Parents should be worried, because obesity is the main culprit causing metabolic syndrome, and the huge increases in obesity among children and teenagers are almost certainly setting up our kids for a vastly increased risk of diabetes and heart disease as adults. More than 17 percent of American children ages 6 to 19 are now obese, compared with about 5 percent in 1974. Here's one case where prevention is really the way to go--and under everyone's control.
"There are families where it's not really on their radar screen," says Julia Steinberger, an associate professor in pediatric cardiology at the University of Minnesota Children's Hospital. "They may think that because the child doesn't look sick or doesn't complain about anything that the child is healthy." That's particularly true if parents are heavy themselves. (I keep telling myself I'm "big boned," but I know that's not the reason my pants are getting tight.)
Adults are diagnosed with metabolic syndrome when they have at least three of these five risk factors: abdominal obesity; high triglycerides (150 mg/dL or more); low HDL, the good cholesterol (less than 40 mg/dL in men and less than 50 mg/dL in women); high blood pressure (130/85 mm Hg or above); and high fasting glucose (100 mg/dL or more). But it turns out that deciding when a kid has metabolic syndrome--and when to treat it--is more complicated.
First, there's very little information on what happens to a child with metabolic syndrome when she or he grows up. What are the odds that that child will get diabetes or heart disease? That information's critical in deciding how aggressively to treat metabolic syndrome in kids, such as with statin drugs. More confusion arises because children's metabolism changes a lot when they enter puberty. Gender, race, and ethnicity cloud the picture even more. As a result, countries are all over the map as to when to decide that children have metabolic syndrome and when to use drug therapy. "Children are not small adults," says Steinberger, who led the group that wrote the American Heart Association's new scientific statement on children and metabolic syndrome, just released in Circulation. But the cardiologists say they're not confused on what parents should do: eat better and exercise. Increasing exercise and eating better improve the structure and function of blood vessels, even if no weight is lost. And this message isn't just for kids.
"If the parents just tell the child, 'You have to exercise, you have to eat healthy,' nothing will happen," Steinberger says. "I truly feel the family has to be on board and has to be supportive of this entire concept, or nothing will happen."
Message received. I'm thinking back to the leftover Christmas chocolates my 5-year-old and I plowed through this weekend, leaving a giant pile of candy wrappers on the coffee table.
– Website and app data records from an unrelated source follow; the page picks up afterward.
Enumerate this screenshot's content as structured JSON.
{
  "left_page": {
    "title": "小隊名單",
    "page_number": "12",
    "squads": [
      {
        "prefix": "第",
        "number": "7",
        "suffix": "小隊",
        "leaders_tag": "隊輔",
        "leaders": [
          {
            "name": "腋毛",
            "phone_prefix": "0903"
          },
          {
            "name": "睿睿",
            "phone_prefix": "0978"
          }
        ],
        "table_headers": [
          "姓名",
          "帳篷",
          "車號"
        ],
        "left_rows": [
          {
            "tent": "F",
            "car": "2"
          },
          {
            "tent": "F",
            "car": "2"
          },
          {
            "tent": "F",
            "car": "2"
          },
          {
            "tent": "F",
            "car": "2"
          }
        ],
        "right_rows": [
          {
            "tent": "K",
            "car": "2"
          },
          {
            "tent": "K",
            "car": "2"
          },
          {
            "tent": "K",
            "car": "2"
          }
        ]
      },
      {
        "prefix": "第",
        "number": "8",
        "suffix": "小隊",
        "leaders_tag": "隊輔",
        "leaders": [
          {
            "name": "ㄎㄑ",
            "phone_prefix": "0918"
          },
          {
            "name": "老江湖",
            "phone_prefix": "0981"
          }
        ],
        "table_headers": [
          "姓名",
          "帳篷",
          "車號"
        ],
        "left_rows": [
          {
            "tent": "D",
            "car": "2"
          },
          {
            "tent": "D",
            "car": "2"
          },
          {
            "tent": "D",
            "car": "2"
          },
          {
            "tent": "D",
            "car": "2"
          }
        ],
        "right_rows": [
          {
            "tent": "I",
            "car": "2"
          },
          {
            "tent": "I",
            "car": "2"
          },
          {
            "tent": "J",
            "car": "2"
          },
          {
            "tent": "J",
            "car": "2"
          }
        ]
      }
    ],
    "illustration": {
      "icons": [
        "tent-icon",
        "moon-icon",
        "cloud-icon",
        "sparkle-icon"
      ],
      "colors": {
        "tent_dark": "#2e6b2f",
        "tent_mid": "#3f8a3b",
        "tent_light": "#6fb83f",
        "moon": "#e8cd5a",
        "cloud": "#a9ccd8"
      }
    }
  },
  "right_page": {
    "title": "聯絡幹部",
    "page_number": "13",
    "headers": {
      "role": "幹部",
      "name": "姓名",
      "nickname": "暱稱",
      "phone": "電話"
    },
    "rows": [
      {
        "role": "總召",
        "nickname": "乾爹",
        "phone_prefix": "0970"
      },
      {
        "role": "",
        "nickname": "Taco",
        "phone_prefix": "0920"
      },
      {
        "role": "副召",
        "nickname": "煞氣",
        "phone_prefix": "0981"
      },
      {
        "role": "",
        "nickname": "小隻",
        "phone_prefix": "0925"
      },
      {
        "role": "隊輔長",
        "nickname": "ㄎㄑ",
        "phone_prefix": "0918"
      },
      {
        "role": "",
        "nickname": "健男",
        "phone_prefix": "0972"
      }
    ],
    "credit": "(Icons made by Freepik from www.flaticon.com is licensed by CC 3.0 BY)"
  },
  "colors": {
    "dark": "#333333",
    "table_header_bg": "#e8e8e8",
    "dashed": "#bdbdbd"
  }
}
Big oops. And I'm thinking how easy it is for me to cave in when she whines about playing outside, particularly since I'd rather be parked on the couch myself. One easy fix: get the TV out of the kids' bedroom. Another is this one endorsed by Uncle Sam in October: more tree-climbing for kids. I've resolved to have fun being active with my daughter; we had a blast at the YMCA pool this weekend. And next time, I'll limit the chocolates to one apiece. I'll be happy to fit in my pants again, and I'll be happier still to know my daughter can look forward to a healthy future.